By Julie Oatfield /// Staff Writer
Environmental disasters like Flint’s water crisis or Midwestern oil pipeline leaks often feel sudden and far away. Recently, many Portlanders have become aware of a less-publicized health hazard in their own backyards.
On Feb. 3, the Oregon state government issued a press release regarding the toxic levels of cadmium and arsenic emitted by Bullseye Glass Factory on SE 21st Street. Numerous agencies and organizations have shown concern about the pollution, raising questions about the health of the neighborhood, the greater Portland and Lewis & Clark communities.
State regulators first became aware of the elevated chemical levels in May 2015, but have yet to take action to remedy the situation.
“The Oregon Department of Environmental Quality, the Oregon Health Authority [OHA] and Multnomah County Health Department are working together to determine the significance to public health and how to communicate the potential risk to affected people,” the state said in a press release. “So far, data show that these metals are at levels above short- and long-term health benchmarks.”
Exposure to levels of arsenic beyond these health benchmarks increases risks for lung, skin and bladder cancer while exposure to cadmium increases risks for lung cancer and kidney damage, reports the OHA.
Given the number of LC students and faculty visiting and living in Portland’s southeast quadrant, these issues regarding a single factory affect lives throughout the city. Leslie Muir ’17 has family in the neighborhood.
“[My mother] had heard about the Bullseye Glass Factory pollution before briefly on the news, but had hoped it wasn’t actually backed up by anything scientifically substantial,” Muir said. “We have a backyard garden and eat some veggies out of it, but she thinks that the pollutants are most likely all around our property in other ways as well.”
Another Portland native, Isabel Thomas ’17, had a very straightforward response.
“I mean ‘ew don’t pollute’ is pretty much where I’m at,” Thomas said.
Ben Wilson ’18 also expressed concern about the roles of polluters and polluted communities.

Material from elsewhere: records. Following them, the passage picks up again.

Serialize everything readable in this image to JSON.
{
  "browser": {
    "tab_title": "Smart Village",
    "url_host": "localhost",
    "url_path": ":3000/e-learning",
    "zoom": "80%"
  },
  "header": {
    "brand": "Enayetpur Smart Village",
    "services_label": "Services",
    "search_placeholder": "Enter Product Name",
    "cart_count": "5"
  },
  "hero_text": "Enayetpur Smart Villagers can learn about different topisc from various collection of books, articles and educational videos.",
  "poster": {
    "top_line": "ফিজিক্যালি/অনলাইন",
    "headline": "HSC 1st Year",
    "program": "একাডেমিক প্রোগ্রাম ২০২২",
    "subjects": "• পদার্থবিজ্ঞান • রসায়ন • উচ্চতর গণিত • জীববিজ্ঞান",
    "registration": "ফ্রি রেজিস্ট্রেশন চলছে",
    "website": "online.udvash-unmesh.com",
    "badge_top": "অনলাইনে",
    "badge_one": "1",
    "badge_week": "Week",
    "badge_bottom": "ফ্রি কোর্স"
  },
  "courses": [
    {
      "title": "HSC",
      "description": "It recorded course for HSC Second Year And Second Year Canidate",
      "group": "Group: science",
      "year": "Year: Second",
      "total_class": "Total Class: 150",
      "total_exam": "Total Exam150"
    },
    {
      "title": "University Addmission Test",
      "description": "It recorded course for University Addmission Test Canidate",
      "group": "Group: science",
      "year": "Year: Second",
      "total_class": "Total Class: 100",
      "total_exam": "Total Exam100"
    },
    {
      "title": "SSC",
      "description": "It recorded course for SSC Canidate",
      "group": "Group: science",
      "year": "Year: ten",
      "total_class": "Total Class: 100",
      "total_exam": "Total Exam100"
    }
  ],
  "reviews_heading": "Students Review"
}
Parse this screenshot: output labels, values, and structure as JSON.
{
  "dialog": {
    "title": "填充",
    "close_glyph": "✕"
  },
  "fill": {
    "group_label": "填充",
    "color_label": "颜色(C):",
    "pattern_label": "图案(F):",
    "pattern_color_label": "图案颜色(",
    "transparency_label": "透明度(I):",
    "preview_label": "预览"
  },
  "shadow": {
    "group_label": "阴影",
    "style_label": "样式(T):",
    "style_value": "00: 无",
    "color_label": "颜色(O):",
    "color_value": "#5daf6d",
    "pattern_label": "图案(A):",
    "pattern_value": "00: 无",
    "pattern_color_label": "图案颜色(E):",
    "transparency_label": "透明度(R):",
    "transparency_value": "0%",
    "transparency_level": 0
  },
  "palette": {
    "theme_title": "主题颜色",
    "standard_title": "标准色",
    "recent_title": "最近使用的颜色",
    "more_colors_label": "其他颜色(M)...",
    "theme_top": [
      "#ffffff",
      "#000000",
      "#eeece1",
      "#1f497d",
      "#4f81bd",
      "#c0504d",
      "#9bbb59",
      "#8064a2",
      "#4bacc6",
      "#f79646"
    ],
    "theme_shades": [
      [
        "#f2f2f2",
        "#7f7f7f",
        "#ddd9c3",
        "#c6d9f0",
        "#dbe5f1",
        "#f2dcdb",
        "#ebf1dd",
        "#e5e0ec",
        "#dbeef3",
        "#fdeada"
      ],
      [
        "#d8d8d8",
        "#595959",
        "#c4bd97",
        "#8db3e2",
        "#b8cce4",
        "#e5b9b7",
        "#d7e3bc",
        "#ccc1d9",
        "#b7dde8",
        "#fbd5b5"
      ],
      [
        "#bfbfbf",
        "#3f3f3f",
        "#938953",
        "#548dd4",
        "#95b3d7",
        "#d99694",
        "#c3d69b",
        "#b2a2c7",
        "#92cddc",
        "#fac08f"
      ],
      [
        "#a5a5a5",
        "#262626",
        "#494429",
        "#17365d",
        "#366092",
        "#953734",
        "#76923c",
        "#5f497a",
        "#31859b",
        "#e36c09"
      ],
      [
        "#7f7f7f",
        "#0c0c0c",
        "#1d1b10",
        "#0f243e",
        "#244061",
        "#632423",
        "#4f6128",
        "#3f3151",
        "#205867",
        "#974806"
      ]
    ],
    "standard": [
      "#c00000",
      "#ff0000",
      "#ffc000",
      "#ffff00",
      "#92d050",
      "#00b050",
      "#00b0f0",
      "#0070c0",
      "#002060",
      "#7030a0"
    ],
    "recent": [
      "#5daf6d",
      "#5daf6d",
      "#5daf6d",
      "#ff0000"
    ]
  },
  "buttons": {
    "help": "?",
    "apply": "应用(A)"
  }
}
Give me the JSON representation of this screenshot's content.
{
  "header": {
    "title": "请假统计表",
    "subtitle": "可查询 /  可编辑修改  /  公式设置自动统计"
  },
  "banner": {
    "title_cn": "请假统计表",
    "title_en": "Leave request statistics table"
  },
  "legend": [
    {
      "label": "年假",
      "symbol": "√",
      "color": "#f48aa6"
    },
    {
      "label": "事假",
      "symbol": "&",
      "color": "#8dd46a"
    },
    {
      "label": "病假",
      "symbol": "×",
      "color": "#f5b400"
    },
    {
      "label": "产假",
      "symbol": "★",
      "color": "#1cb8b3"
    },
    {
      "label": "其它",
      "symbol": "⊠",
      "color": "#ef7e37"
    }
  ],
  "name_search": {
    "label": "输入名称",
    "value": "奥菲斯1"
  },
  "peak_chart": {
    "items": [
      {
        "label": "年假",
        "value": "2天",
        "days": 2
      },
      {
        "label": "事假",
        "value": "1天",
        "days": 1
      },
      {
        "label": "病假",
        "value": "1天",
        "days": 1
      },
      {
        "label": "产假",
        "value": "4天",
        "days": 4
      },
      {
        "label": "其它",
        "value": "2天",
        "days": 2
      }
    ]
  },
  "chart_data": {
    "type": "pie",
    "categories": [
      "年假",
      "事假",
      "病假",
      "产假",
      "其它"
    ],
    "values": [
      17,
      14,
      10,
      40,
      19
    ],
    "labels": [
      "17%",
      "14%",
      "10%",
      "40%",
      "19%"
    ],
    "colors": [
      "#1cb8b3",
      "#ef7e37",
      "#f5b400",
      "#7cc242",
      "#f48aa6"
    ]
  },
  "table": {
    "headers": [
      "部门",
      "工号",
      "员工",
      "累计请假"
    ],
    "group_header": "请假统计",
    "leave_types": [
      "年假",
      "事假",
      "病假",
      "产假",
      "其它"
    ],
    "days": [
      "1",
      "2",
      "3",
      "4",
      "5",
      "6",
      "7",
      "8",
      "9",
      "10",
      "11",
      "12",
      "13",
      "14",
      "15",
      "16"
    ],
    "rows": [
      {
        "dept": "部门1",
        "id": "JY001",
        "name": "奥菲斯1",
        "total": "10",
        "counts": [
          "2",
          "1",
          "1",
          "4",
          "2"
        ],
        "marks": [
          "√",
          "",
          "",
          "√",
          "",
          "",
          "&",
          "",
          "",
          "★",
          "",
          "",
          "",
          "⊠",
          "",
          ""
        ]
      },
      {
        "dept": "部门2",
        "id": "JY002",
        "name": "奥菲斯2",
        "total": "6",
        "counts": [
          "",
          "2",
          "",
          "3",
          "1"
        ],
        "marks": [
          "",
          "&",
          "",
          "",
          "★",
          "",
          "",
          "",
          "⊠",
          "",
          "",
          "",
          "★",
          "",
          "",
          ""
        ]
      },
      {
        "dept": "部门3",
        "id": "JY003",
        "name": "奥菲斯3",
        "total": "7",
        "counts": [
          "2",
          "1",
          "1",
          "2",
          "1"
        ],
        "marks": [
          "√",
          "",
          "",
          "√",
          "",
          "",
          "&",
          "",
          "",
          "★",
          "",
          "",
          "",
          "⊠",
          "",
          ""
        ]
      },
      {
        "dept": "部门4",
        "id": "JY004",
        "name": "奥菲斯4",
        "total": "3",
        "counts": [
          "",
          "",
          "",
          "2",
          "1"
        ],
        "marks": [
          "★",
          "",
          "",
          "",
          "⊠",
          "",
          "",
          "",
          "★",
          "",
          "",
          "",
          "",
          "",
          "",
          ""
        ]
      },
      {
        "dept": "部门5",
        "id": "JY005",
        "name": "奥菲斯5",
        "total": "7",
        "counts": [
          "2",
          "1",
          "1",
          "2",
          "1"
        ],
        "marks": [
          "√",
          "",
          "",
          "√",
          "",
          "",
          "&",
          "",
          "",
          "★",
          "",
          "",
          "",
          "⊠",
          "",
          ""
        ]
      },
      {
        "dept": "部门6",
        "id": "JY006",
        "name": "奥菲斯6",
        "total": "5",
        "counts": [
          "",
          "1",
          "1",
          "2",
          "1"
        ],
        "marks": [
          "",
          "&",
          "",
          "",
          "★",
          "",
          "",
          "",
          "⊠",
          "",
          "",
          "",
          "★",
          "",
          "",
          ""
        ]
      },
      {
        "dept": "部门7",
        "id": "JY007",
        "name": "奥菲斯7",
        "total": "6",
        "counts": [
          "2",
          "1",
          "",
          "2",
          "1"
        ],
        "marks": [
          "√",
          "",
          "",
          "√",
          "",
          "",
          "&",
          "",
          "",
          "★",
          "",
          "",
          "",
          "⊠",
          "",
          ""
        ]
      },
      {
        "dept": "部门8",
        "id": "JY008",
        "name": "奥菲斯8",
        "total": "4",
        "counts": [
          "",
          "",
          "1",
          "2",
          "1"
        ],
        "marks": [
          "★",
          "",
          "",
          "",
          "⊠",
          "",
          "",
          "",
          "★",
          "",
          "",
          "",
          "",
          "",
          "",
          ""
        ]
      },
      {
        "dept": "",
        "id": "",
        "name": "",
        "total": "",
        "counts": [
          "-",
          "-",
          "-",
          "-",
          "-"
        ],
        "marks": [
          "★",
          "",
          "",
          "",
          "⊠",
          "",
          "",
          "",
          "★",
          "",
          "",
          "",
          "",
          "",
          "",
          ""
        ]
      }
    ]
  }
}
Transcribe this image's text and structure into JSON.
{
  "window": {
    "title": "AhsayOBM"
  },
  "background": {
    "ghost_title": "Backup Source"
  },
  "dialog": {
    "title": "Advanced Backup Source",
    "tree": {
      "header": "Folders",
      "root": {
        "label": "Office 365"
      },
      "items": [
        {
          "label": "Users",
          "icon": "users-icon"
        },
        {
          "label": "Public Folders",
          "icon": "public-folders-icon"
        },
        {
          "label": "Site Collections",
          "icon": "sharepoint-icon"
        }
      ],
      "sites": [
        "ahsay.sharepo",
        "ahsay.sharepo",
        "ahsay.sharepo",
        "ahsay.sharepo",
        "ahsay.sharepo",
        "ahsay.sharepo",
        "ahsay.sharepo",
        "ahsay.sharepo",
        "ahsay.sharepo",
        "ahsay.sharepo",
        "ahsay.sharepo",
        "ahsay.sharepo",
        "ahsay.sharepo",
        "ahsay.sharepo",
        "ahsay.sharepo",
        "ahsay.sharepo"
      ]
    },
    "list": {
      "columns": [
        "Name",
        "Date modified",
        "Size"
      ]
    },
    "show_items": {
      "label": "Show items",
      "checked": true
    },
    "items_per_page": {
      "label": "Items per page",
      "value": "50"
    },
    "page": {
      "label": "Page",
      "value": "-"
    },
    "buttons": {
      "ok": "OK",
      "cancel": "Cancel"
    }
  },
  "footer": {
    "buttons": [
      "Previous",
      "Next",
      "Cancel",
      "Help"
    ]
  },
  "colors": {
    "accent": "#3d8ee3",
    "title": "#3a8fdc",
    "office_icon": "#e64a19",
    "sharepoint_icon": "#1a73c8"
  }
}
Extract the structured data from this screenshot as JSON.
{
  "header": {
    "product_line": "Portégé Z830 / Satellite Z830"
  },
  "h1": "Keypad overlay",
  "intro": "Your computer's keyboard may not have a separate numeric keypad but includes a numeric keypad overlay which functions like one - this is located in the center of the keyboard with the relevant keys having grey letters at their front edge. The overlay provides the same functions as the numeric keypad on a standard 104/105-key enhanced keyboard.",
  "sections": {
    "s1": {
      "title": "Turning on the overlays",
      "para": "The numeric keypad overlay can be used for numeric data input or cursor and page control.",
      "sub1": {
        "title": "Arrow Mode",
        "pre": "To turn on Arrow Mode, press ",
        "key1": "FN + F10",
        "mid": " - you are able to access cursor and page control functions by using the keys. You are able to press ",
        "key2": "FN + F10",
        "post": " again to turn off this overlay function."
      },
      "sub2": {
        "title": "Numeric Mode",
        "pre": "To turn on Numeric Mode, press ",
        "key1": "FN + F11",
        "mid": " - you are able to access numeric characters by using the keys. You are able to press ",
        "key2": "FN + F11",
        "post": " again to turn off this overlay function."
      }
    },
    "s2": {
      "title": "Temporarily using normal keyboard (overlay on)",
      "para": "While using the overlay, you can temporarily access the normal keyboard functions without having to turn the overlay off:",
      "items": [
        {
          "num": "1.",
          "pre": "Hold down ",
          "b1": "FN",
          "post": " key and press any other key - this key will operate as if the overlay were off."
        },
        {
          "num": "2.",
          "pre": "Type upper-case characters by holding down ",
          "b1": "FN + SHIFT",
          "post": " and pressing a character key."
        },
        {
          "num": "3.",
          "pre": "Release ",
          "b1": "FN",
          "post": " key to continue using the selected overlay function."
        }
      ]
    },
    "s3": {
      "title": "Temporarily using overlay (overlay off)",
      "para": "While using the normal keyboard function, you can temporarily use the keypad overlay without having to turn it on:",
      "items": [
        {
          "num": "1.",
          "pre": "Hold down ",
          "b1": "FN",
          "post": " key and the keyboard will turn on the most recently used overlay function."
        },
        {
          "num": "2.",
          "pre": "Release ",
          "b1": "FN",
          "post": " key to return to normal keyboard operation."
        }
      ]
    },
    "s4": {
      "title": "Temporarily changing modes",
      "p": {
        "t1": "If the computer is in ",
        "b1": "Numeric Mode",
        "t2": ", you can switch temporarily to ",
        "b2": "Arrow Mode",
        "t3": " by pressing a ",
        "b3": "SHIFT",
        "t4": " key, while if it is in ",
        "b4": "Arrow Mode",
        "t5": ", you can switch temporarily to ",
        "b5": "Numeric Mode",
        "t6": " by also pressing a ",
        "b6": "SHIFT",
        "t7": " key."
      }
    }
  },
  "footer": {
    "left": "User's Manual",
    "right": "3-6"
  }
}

“The regulators and the factory dropped the ball in a tremendous way,” Wilson said. “This would be horrifying anywhere, but it’s near a daycare and two public schools. I’m getting the message that the major players don’t care. If the people in control don’t care, then it’s our job to make them, apparently. These are kids in the area. And there’s no way this is an isolated incident. I’m concerned about this. How can we get on top of it?”
Addressing the problems is proving to be a difficult task. Muir suggests a wide-reaching city policy.
“Once there’s a known problem in the area for certain types of pollution, I think it should be the city’s job to inspect all properties for free for excessive levels of chemicals (such as cadmium near the glass factory and radon in most Portland neighborhoods),” Muir said.
Steve Duin of Oregon Live urges stronger enforcement of industry standards by government agencies, and less concern for polluting companies staying in business.
“So it is that at the Children’s Creative Learning Center just downwind from Bullseye Glass, the staff is pulling grass from the toxic soil, removing planters, power-washing the center and, for the moment, keeping more than 100 children indoors,” Duin said.
On Feb. 15, Gov. Kate Brown expressed dissatisfaction with the way in which state regulators have handled the situation, publicly calling for a solution to the issue and greater transparency among state environmental regulatory agencies.
According to some residents, greater pressure from Portlanders themselves may be the only way to ensure progress and accountability.
“The most helpful thing we can do is raise awareness about chemical pollutants in general in all of the forms they take, from pesticides to air fresheners to the flame-retardant covering on our sheets and linens,” Muir said.